17. What promise did Jesus give St. Peter? (a) I will build you an everlasting house. (b) I will multiply your seed like the stars of heaven. (c) I will give you the keys of the kingdom of heaven. (d) I will grant you to sit on my right hand in the kingdom of heaven.

18. Which of the foregoing promises was actually a promise to Abraham?

19. Who appears with Jesus at his Transfiguration? (Name two) (a) Abraham; (b) Moses; (c) David; (d) Elijah

20. Where was Jesus crucified? (a) Gethsemane; (b) Golgotha; (c) the Mount of Olives; (d) Mount Tabor

21. When one first meets St. Paul in the New Testament, what is he doing? (a) Preaching that Jesus is Lord. (b) Selling tents. (c) Arguing with Pharisees and Sadducees. (d) Standing around approvingly while people stone St. Stephen.

22. “The Gospel of John teaches that Jesus is truly the Son of God, and that God is truly Father.” True or false?

23. The doctrine of the Immaculate Conception of Mary is a dogma of: (a) the Orthodox Church; (b) the Catholic Church; (c) the Protestant Churches; (d) all of the above.

24. “The Qur’an affirms that Jesus was the Son of God.” True or false?

25. “The Qur’an affirms that Jesus was crucified.” True or false?

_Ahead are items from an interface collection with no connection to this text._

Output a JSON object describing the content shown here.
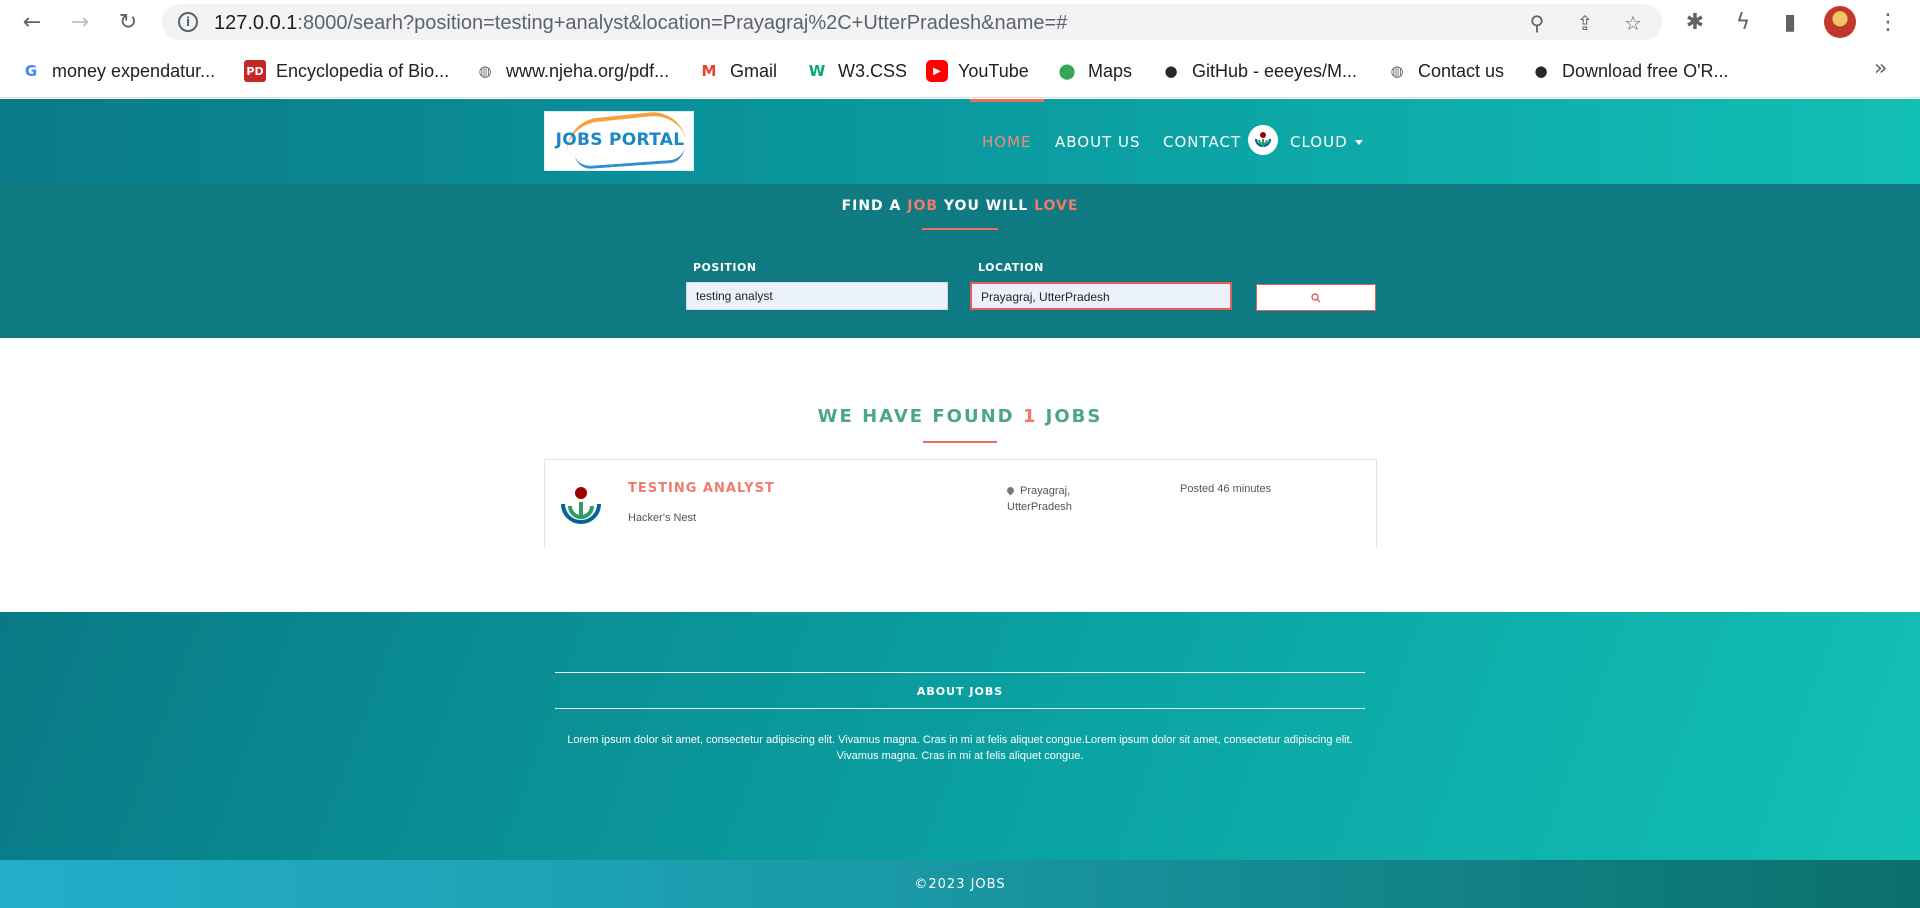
{
  "browser": {
    "url_host": "127.0.0.1",
    "url_rest": ":8000/searh?position=testing+analyst&location=Prayagraj%2C+UtterPradesh&name=#",
    "bookmarks": [
      {
        "label": "money expendatur...",
        "icon": "google-icon",
        "color": "#4285f4"
      },
      {
        "label": "Encyclopedia of Bio...",
        "icon": "pd-icon",
        "color": "#d32f2f"
      },
      {
        "label": "www.njeha.org/pdf...",
        "icon": "globe-icon",
        "color": "#5f6368"
      },
      {
        "label": "Gmail",
        "icon": "gmail-icon",
        "color": "#ea4335"
      },
      {
        "label": "W3.CSS",
        "icon": "w3-icon",
        "color": "#04aa6d"
      },
      {
        "label": "YouTube",
        "icon": "youtube-icon",
        "color": "#ff0000"
      },
      {
        "label": "Maps",
        "icon": "maps-icon",
        "color": "#34a853"
      },
      {
        "label": "GitHub - eeeyes/M...",
        "icon": "github-icon",
        "color": "#24292e"
      },
      {
        "label": "Contact us",
        "icon": "globe-icon",
        "color": "#5f6368"
      },
      {
        "label": "Download free O'R...",
        "icon": "github-icon",
        "color": "#24292e"
      }
    ]
  },
  "header": {
    "logo_text": "JOBS PORTAL",
    "nav": {
      "home": "HOME",
      "about": "ABOUT US",
      "contact": "CONTACT",
      "user": "CLOUD"
    },
    "accent_color": "#f06b5e"
  },
  "search": {
    "title_part1": "FIND A ",
    "title_accent1": "JOB",
    "title_part2": " YOU WILL ",
    "title_accent2": "LOVE",
    "position_label": "POSITION",
    "position_value": "testing analyst",
    "location_label": "LOCATION",
    "location_value": "Prayagraj, UtterPradesh"
  },
  "results": {
    "title_part1": "WE HAVE FOUND ",
    "count": "1",
    "title_part2": " JOBS",
    "jobs": [
      {
        "title": "TESTING ANALYST",
        "company": "Hacker's Nest",
        "location": "Prayagraj, UtterPradesh",
        "posted": "Posted 46 minutes"
      }
    ]
  },
  "footer": {
    "heading": "ABOUT JOBS",
    "text": "Lorem ipsum dolor sit amet, consectetur adipiscing elit. Vivamus magna. Cras in mi at felis aliquet congue.Lorem ipsum dolor sit amet, consectetur adipiscing elit. Vivamus magna. Cras in mi at felis aliquet congue.",
    "copyright": "©2023 JOBS"
  }
}
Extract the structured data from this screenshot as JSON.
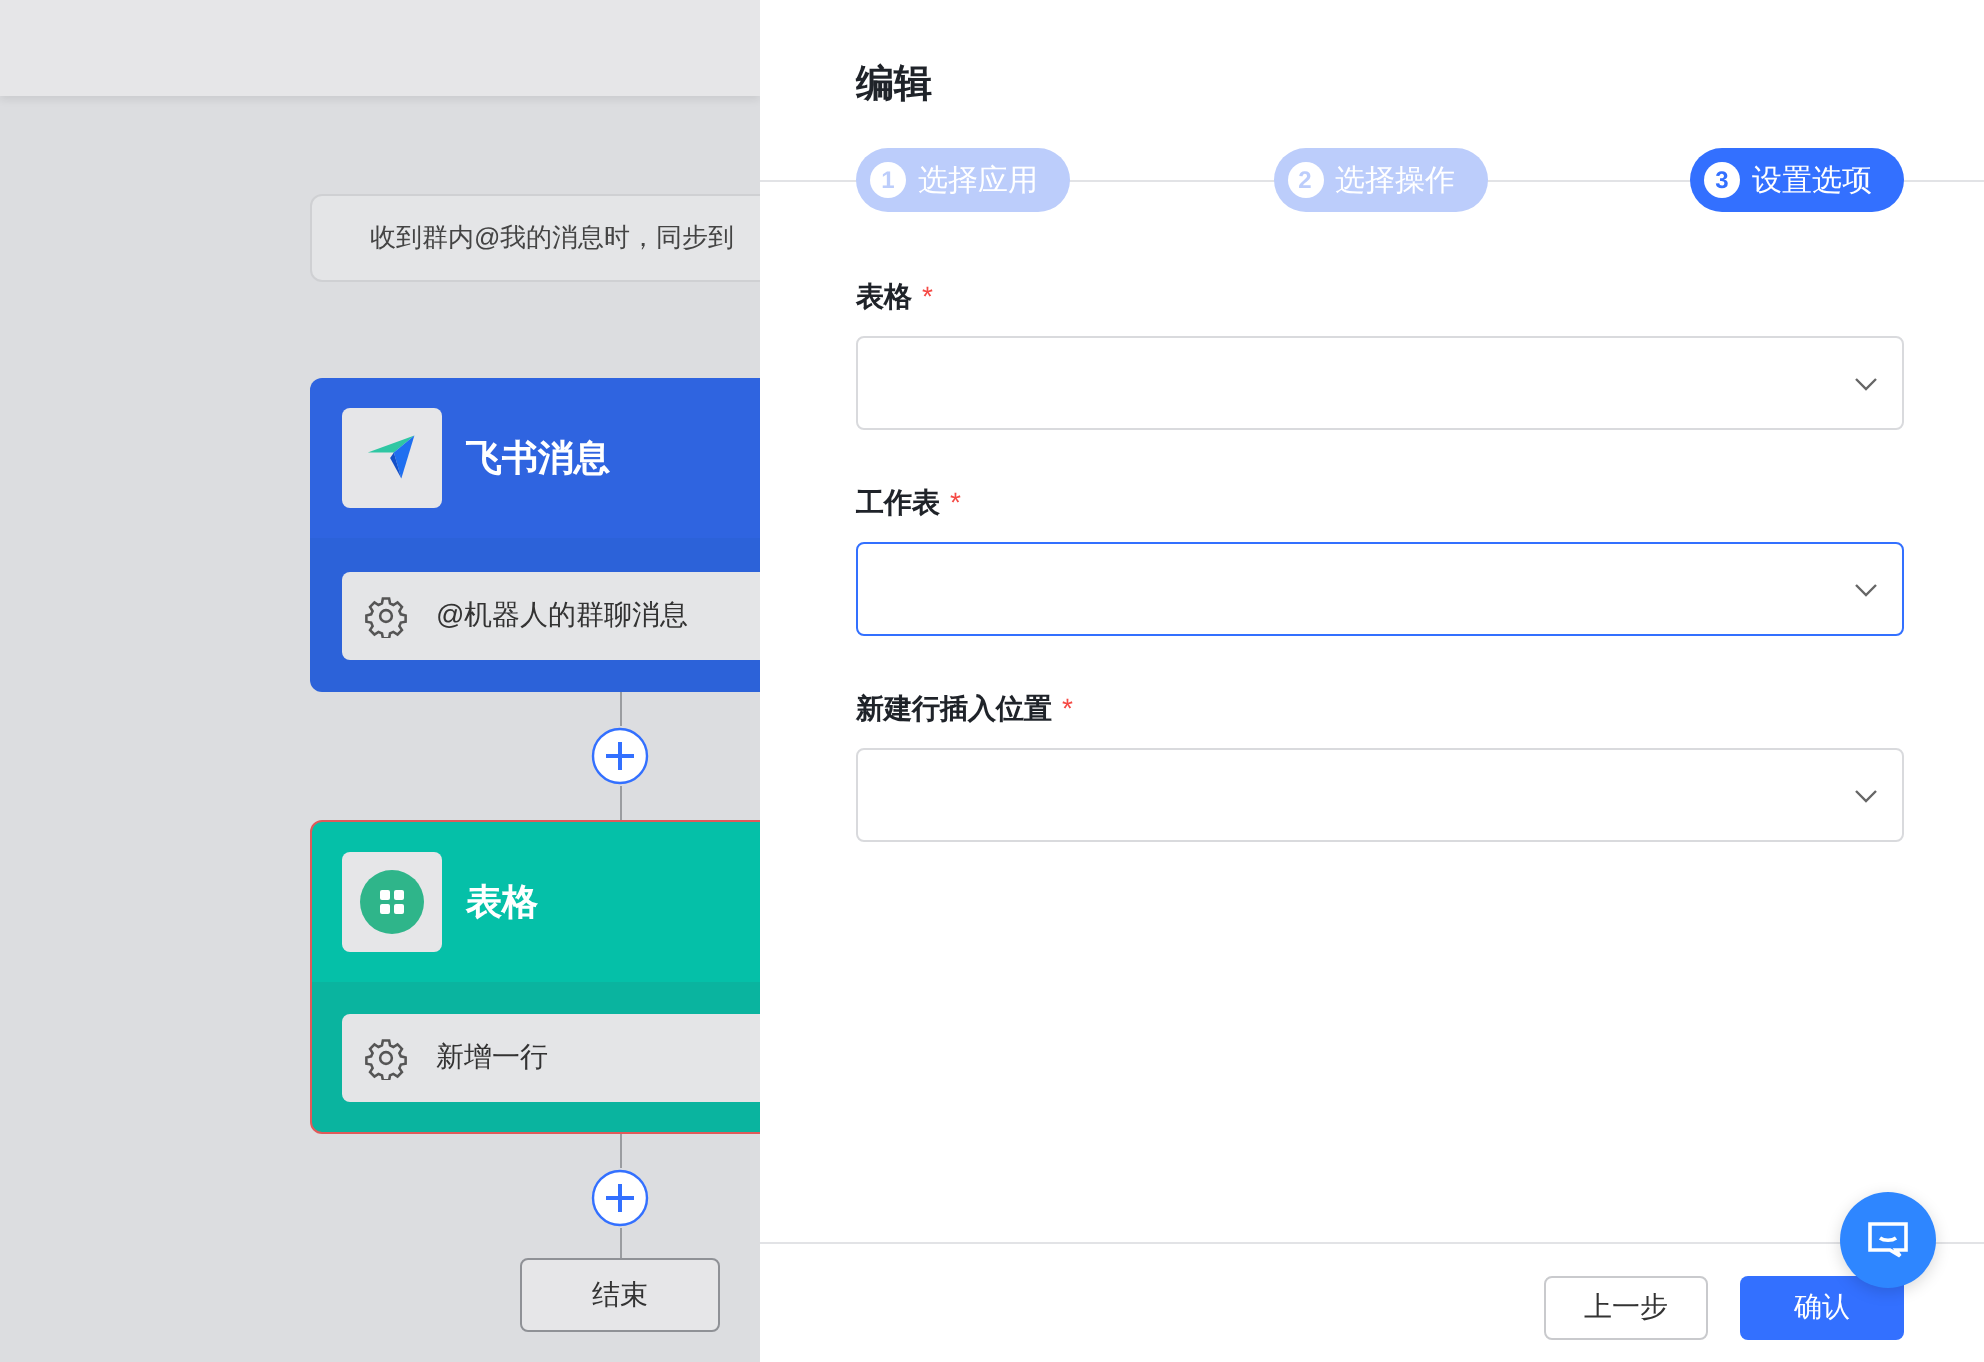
{
  "canvas": {
    "note": "收到群内@我的消息时，同步到",
    "nodes": [
      {
        "kind": "message",
        "title": "飞书消息",
        "action": "@机器人的群聊消息",
        "highlighted": false
      },
      {
        "kind": "sheet",
        "title": "表格",
        "action": "新增一行",
        "highlighted": true
      }
    ],
    "end_label": "结束"
  },
  "drawer": {
    "title": "编辑",
    "steps": [
      {
        "number": "1",
        "label": "选择应用",
        "selected": false
      },
      {
        "number": "2",
        "label": "选择操作",
        "selected": false
      },
      {
        "number": "3",
        "label": "设置选项",
        "selected": true
      }
    ],
    "fields": [
      {
        "label": "表格",
        "required_mark": "*",
        "focused": false
      },
      {
        "label": "工作表",
        "required_mark": "*",
        "focused": true
      },
      {
        "label": "新建行插入位置",
        "required_mark": "*",
        "focused": false
      }
    ],
    "buttons": [
      {
        "label": "上一步",
        "kind": "secondary"
      },
      {
        "label": "确认",
        "kind": "primary"
      }
    ]
  }
}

26. “The Qur’an affirms that Mary was a virgin.” True or false?

27. Where did Muhammad travel to in his “Night Journey”?

28. During what month did Muhammad begin receiving his revelations? (a) Ab; (b) January; (c) Ramadan

29. Which of the following is not one of the Five Pillars of Islam? (a) Prayer. (b) Fasting. (c) Almsgiving. (d) Jihad.

30. Who was the first Caliph? (a) Ali. (b) Abu Bakr. (c) ‘Umar. (d) ‘Uthman.

Part Three: Essay Questions.

Please answer at least two of the following.

1. In this course, we have studied nine different religions. What are some of the things they all have in common? (And don’t tell me that they are all religions.) Or, if there are no things that they all have in common, then why are they all called by the same name, “religion”?

2. Christianity and Buddhism are two great world religions. How do they differ, or how are they alike, in their approach to the problem of human suffering?

3. Christianity and Islam agree on some fundamental things, and disagree on some fundamental things. What do you see as the possibilities for their coexisting peacefully in the years to come?

4. What is the most important thing that you have learned during this course?